=== Exercise brief ===
Write out the whole listing again, exactly as given.

=== Given information ===
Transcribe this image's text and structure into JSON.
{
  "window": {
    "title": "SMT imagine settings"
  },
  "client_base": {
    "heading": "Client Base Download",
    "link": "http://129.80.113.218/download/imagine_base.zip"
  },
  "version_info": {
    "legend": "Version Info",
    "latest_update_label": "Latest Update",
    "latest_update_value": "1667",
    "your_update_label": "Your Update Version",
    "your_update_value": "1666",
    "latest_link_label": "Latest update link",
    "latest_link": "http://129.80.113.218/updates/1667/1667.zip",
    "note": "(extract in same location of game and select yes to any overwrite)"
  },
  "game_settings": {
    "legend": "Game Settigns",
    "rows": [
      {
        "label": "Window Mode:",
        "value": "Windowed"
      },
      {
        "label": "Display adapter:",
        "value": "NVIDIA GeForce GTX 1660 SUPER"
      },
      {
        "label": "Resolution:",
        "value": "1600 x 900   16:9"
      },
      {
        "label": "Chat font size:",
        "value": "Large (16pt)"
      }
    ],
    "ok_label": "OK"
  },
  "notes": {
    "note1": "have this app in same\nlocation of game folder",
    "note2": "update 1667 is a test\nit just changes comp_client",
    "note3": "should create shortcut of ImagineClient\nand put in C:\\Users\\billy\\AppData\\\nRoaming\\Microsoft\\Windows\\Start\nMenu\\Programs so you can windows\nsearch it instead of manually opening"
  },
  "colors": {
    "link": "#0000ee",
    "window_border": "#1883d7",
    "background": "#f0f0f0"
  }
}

=== Output of the exercise ===
Transcribe this image's text and structure into JSON.
{
  "window": {
    "title": "SMT imagine settings"
  },
  "client_base": {
    "heading": "Client Base Download",
    "link": "http://129.80.113.218/download/imagine_base.zip"
  },
  "version_info": {
    "legend": "Version Info",
    "latest_update_label": "Latest Update",
    "latest_update_value": "1667",
    "your_update_label": "Your Update Version",
    "your_update_value": "1666",
    "latest_link_label": "Latest update link",
    "latest_link": "http://129.80.113.218/updates/1667/1667.zip",
    "note": "(extract in same location of game and select yes to any overwrite)"
  },
  "game_settings": {
    "legend": "Game Settigns",
    "rows": [
      {
        "label": "Window Mode:",
        "value": "Windowed"
      },
      {
        "label": "Display adapter:",
        "value": "NVIDIA GeForce GTX 1660 SUPER"
      },
      {
        "label": "Resolution:",
        "value": "1600 x 900   16:9"
      },
      {
        "label": "Chat font size:",
        "value": "Large (16pt)"
      }
    ],
    "ok_label": "OK"
  },
  "notes": {
    "note1": "have this app in same\nlocation of game folder",
    "note2": "update 1667 is a test\nit just changes comp_client",
    "note3": "should create shortcut of ImagineClient\nand put in C:\\Users\\billy\\AppData\\\nRoaming\\Microsoft\\Windows\\Start\nMenu\\Programs so you can windows\nsearch it instead of manually opening"
  },
  "colors": {
    "link": "#0000ee",
    "window_border": "#1883d7",
    "background": "#f0f0f0"
  }
}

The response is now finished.